Business colleges and consultants used to drone on and on about the importance of a business plan. Anyone who has tackled one in the early stages of business will tell you that it is daunting to do and about as useful as a dusty ream of paper lying on a shelf.
Oh, wait! That’s what a business plan becomes… eventually.
Conductor Leonard Bernstein was onto something when he came up with the quote for this section. A business plan takes a long time to craft, and in that time, you could be acting on your new idea before someone else steals your thunder with a similar product or service.
A Business Model Canvas is an easy way to visually and quickly describe how your business is going to make money. It covers who your customers are, how you deliver value to them, what the supply chain needs to look like and how you’re going to finance it – all on one page.
Just as an artist uses the canvas to paint a picture, the Business Model Canvas allows you to describe your ideas. It also gives you a way to create a pretty clear business model on just one sheet of paper.

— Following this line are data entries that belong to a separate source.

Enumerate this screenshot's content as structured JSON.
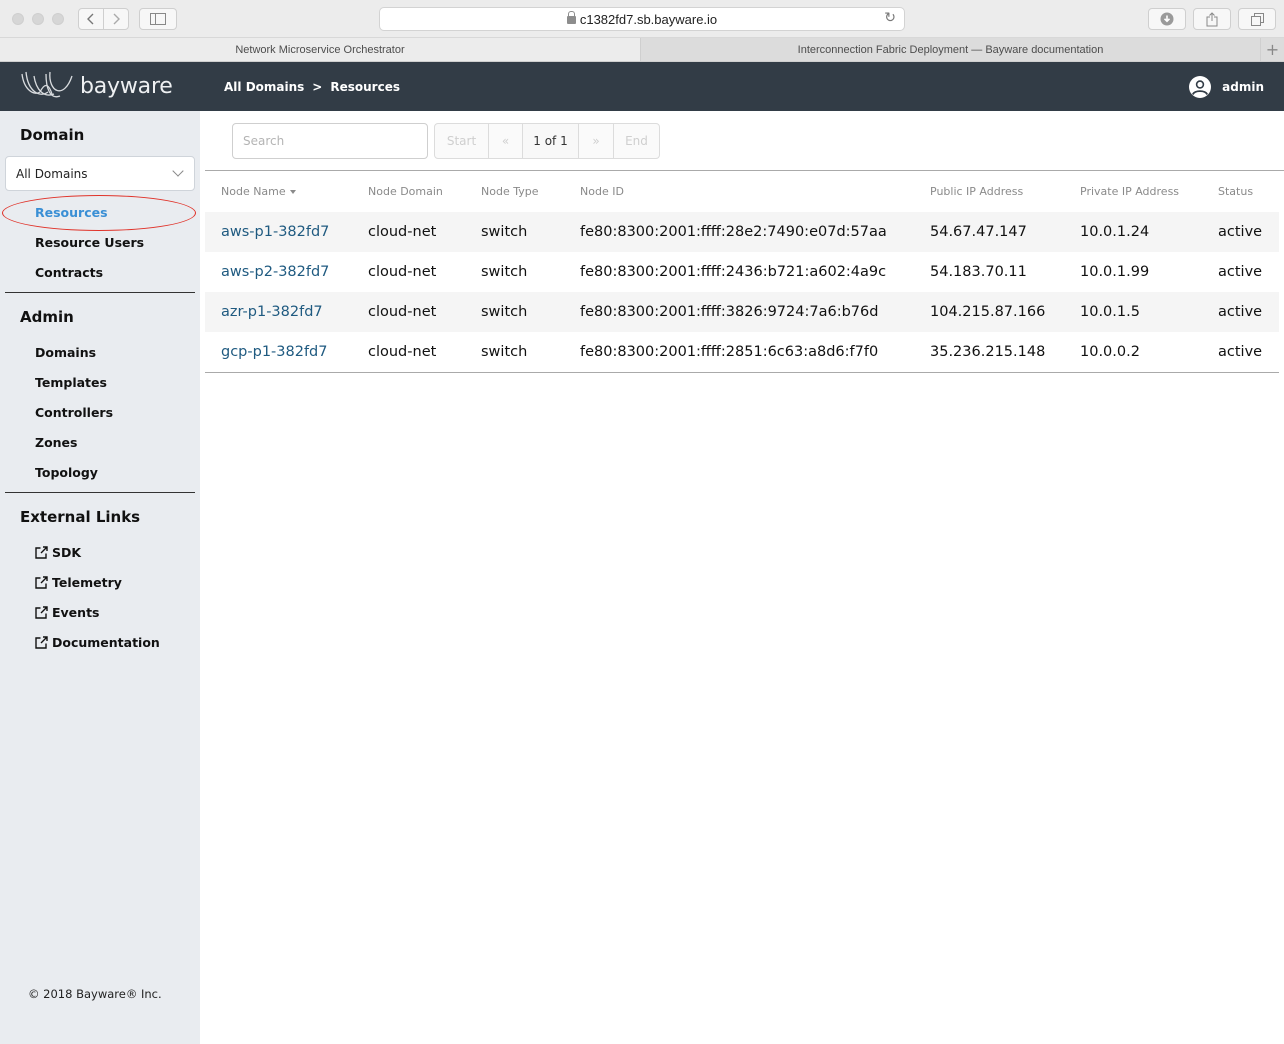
{
  "browser": {
    "url": "c1382fd7.sb.bayware.io",
    "tabs": [
      {
        "title": "Network Microservice Orchestrator",
        "active": true
      },
      {
        "title": "Interconnection Fabric Deployment — Bayware documentation",
        "active": false
      }
    ],
    "icons": {
      "back": "chevron-left-icon",
      "forward": "chevron-right-icon",
      "sidebar": "sidebar-icon",
      "reload": "reload-icon",
      "download": "download-icon",
      "share": "share-icon",
      "tabs": "tabs-icon",
      "new_tab": "plus-icon"
    }
  },
  "header": {
    "brand": "bayware",
    "breadcrumb": [
      "All Domains",
      "Resources"
    ],
    "breadcrumb_separator": ">",
    "user": "admin"
  },
  "sidebar": {
    "domain_heading": "Domain",
    "domain_select": "All Domains",
    "domain_items": [
      {
        "label": "Resources",
        "active": true
      },
      {
        "label": "Resource Users",
        "active": false
      },
      {
        "label": "Contracts",
        "active": false
      }
    ],
    "admin_heading": "Admin",
    "admin_items": [
      "Domains",
      "Templates",
      "Controllers",
      "Zones",
      "Topology"
    ],
    "external_heading": "External Links",
    "external_items": [
      "SDK",
      "Telemetry",
      "Events",
      "Documentation"
    ],
    "copyright": "© 2018 Bayware® Inc.",
    "active_color": "#3a8fd5",
    "annotation_color": "#e0332a"
  },
  "main": {
    "search_placeholder": "Search",
    "pager": {
      "start": "Start",
      "prev": "«",
      "page": "1 of 1",
      "next": "»",
      "end": "End"
    },
    "columns": [
      "Node Name",
      "Node Domain",
      "Node Type",
      "Node ID",
      "Public IP Address",
      "Private IP Address",
      "Status"
    ],
    "sorted_column": "Node Name",
    "rows": [
      {
        "name": "aws-p1-382fd7",
        "domain": "cloud-net",
        "type": "switch",
        "id": "fe80:8300:2001:ffff:28e2:7490:e07d:57aa",
        "public_ip": "54.67.47.147",
        "private_ip": "10.0.1.24",
        "status": "active"
      },
      {
        "name": "aws-p2-382fd7",
        "domain": "cloud-net",
        "type": "switch",
        "id": "fe80:8300:2001:ffff:2436:b721:a602:4a9c",
        "public_ip": "54.183.70.11",
        "private_ip": "10.0.1.99",
        "status": "active"
      },
      {
        "name": "azr-p1-382fd7",
        "domain": "cloud-net",
        "type": "switch",
        "id": "fe80:8300:2001:ffff:3826:9724:7a6:b76d",
        "public_ip": "104.215.87.166",
        "private_ip": "10.0.1.5",
        "status": "active"
      },
      {
        "name": "gcp-p1-382fd7",
        "domain": "cloud-net",
        "type": "switch",
        "id": "fe80:8300:2001:ffff:2851:6c63:a8d6:f7f0",
        "public_ip": "35.236.215.148",
        "private_ip": "10.0.0.2",
        "status": "active"
      }
    ],
    "link_color": "#1f5a80"
  }
}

This model can be used for any type of business, from a niche market that focuses on the needs of a smaller group of customers to a mass market that communicates with the largest possible audience.
While many startups waste precious time writing endless pages for a business plan destined to collect dust, savvy entrepreneurs use a Business Model Canvas to quickly formulate their model. A business plan is essential if you’re going after a loan with a bank, but the Canvas can outperform a business plan in specific ways:
- Readable: A single page is preferable to the 30 to 50 pages the Small Business Administration recommends for a business plan.
- Focused: Business plans include lots of fluff that provides no value to the reader. The Business Canvas Model layout requires you to be succinct and to get to the point.
- Flexible: It’s easier to make changes and pivot with a Business Canvas than a business plan.
- Customer-centric: By design, the focus is on the customer, not the product or service.
- Connected: The one-page model quickly shows how each critical segment of the business is interconnected versus a business plan where these connections aren’t as obvious or even addressed.
- Responsive: People will take the time to read a one-page document and provide you with tangible, actionable feedback. Try that with a 30 to 50-page business plan.